● **WHAT IS BEING ASKED**
Pictures stay out of the answer, but every line of the material must be restated exactly.

---------- EXERCISE INPUTS ----------

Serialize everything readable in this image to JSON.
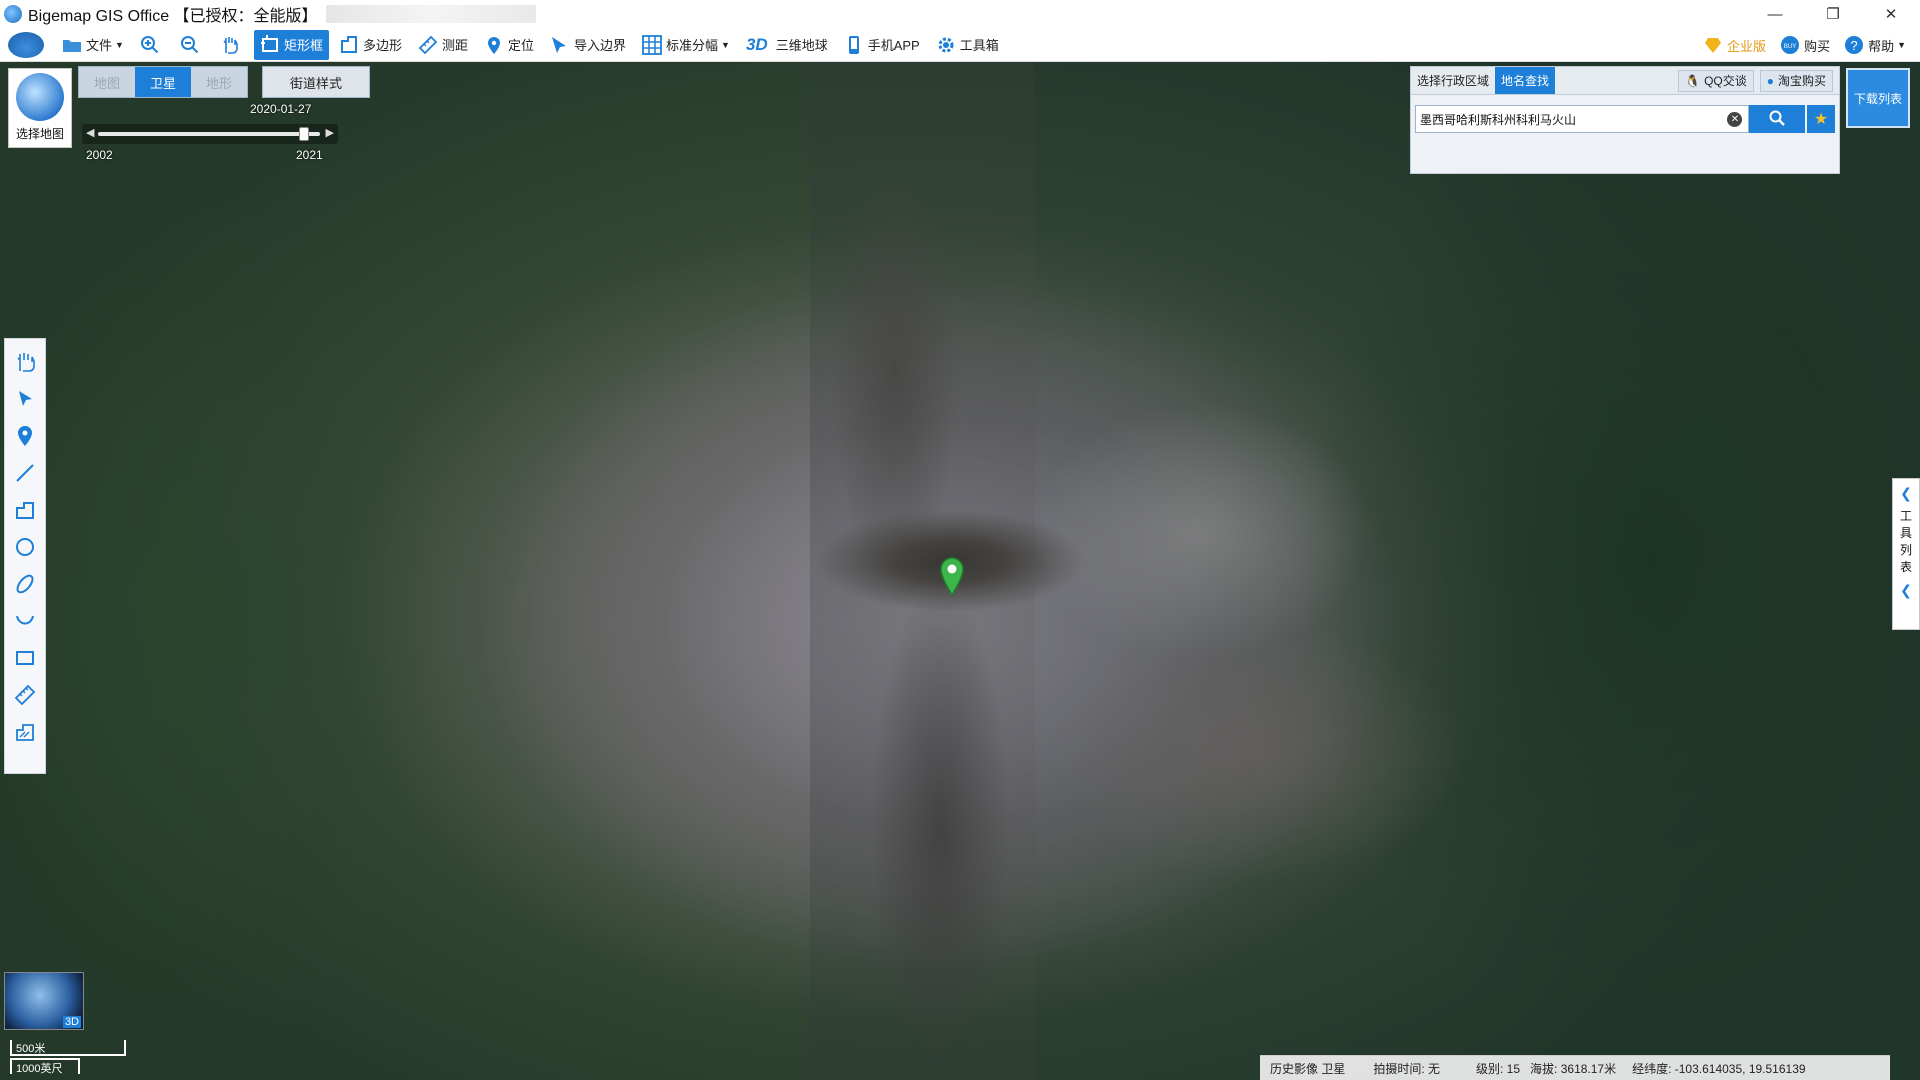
{
  "window": {
    "title": "Bigemap GIS Office 【已授权：全能版】",
    "controls": {
      "minimize": "—",
      "restore": "❐",
      "close": "✕"
    }
  },
  "toolbar": {
    "file": "文件",
    "rect_select": "矩形框",
    "polygon": "多边形",
    "measure": "测距",
    "locate": "定位",
    "import_boundary": "导入边界",
    "standard_sheet": "标准分幅",
    "three_d_label": "3D",
    "globe_3d": "三维地球",
    "mobile_app": "手机APP",
    "toolbox": "工具箱",
    "enterprise": "企业版",
    "buy": "购买",
    "help": "帮助"
  },
  "map_panel": {
    "select_map": "选择地图",
    "tabs": [
      "地图",
      "卫星",
      "地形"
    ],
    "active_tab": "卫星",
    "street_style": "街道样式",
    "timeline": {
      "current": "2020-01-27",
      "start": "2002",
      "end": "2021",
      "position": 0.93
    }
  },
  "search": {
    "tabs": [
      "选择行政区域",
      "地名查找"
    ],
    "active_tab": "地名查找",
    "qq_chat": "QQ交谈",
    "taobao_buy": "淘宝购买",
    "query": "墨西哥哈利斯科州科利马火山"
  },
  "download_list": "下载列表",
  "right_panel": {
    "label": "工具列表"
  },
  "mini_globe": {
    "label": "3D"
  },
  "scale": {
    "metric": "500米",
    "imperial": "1000英尺"
  },
  "status": {
    "history": "历史影像 卫星",
    "capture_time": "拍摄时间: 无",
    "level": "级别:  15",
    "altitude": "海拔: 3618.17米",
    "coordinates": "经纬度:  -103.614035, 19.516139"
  },
  "colors": {
    "accent": "#1e7fd8",
    "marker": "#3cb54a",
    "forest": "#1f3324",
    "ash": "#8f8d93"
  }
}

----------

● **PROBLEM SOLUTION**
Serialize everything readable in this image to JSON.
{
  "window": {
    "title": "Bigemap GIS Office 【已授权：全能版】",
    "controls": {
      "minimize": "—",
      "restore": "❐",
      "close": "✕"
    }
  },
  "toolbar": {
    "file": "文件",
    "rect_select": "矩形框",
    "polygon": "多边形",
    "measure": "测距",
    "locate": "定位",
    "import_boundary": "导入边界",
    "standard_sheet": "标准分幅",
    "three_d_label": "3D",
    "globe_3d": "三维地球",
    "mobile_app": "手机APP",
    "toolbox": "工具箱",
    "enterprise": "企业版",
    "buy": "购买",
    "help": "帮助"
  },
  "map_panel": {
    "select_map": "选择地图",
    "tabs": [
      "地图",
      "卫星",
      "地形"
    ],
    "active_tab": "卫星",
    "street_style": "街道样式",
    "timeline": {
      "current": "2020-01-27",
      "start": "2002",
      "end": "2021",
      "position": 0.93
    }
  },
  "search": {
    "tabs": [
      "选择行政区域",
      "地名查找"
    ],
    "active_tab": "地名查找",
    "qq_chat": "QQ交谈",
    "taobao_buy": "淘宝购买",
    "query": "墨西哥哈利斯科州科利马火山"
  },
  "download_list": "下载列表",
  "right_panel": {
    "label": "工具列表"
  },
  "mini_globe": {
    "label": "3D"
  },
  "scale": {
    "metric": "500米",
    "imperial": "1000英尺"
  },
  "status": {
    "history": "历史影像 卫星",
    "capture_time": "拍摄时间: 无",
    "level": "级别:  15",
    "altitude": "海拔: 3618.17米",
    "coordinates": "经纬度:  -103.614035, 19.516139"
  },
  "colors": {
    "accent": "#1e7fd8",
    "marker": "#3cb54a",
    "forest": "#1f3324",
    "ash": "#8f8d93"
  }
}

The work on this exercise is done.